== Available data

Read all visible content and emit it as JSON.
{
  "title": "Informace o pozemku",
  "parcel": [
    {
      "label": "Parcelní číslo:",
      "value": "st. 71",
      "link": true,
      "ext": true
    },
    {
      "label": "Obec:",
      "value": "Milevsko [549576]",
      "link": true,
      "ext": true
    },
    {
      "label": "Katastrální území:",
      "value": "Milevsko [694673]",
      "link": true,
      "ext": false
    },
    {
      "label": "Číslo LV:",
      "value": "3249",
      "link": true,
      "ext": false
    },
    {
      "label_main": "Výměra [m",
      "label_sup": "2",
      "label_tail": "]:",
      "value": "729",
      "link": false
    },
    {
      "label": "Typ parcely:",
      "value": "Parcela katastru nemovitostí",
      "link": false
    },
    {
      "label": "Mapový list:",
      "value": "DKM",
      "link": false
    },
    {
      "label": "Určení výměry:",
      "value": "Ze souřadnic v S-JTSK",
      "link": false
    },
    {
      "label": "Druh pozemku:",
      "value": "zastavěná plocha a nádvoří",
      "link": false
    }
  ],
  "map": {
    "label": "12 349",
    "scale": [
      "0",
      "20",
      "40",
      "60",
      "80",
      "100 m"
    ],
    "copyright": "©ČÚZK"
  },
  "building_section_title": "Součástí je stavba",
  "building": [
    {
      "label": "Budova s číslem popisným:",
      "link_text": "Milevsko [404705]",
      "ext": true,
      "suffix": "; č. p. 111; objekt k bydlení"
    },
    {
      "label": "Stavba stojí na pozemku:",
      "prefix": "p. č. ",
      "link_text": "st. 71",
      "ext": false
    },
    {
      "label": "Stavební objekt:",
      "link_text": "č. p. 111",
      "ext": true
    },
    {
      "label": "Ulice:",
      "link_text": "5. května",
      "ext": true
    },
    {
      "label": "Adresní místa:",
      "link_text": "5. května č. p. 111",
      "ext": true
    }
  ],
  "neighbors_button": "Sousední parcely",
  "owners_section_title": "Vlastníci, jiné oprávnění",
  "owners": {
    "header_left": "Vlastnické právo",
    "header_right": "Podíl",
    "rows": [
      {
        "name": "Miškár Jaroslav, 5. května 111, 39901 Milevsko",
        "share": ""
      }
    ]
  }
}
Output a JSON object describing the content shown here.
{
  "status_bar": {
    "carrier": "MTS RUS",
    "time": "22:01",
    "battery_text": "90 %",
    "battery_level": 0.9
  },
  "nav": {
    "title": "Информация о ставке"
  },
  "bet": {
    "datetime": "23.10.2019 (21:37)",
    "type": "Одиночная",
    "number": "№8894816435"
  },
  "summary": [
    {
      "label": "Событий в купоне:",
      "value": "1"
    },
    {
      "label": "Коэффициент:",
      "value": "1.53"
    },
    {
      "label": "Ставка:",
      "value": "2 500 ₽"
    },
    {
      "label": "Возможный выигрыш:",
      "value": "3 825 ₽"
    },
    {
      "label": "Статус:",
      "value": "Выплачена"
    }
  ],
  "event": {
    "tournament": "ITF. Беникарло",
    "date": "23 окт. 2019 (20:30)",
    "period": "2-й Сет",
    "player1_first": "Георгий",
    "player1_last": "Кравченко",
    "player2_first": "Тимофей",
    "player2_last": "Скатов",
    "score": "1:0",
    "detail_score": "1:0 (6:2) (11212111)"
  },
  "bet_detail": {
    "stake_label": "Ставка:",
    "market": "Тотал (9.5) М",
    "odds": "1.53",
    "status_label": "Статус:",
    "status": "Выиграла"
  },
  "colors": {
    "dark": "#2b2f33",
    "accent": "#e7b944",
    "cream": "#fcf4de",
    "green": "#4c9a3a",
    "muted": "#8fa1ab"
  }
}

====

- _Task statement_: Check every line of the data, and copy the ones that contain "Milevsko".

- _Solved problem_:
      "value": "Milevsko [549576]",
      "value": "Milevsko [694673]",
      "link_text": "Milevsko [404705]",
        "name": "Miškár Jaroslav, 5. května 111, 39901 Milevsko",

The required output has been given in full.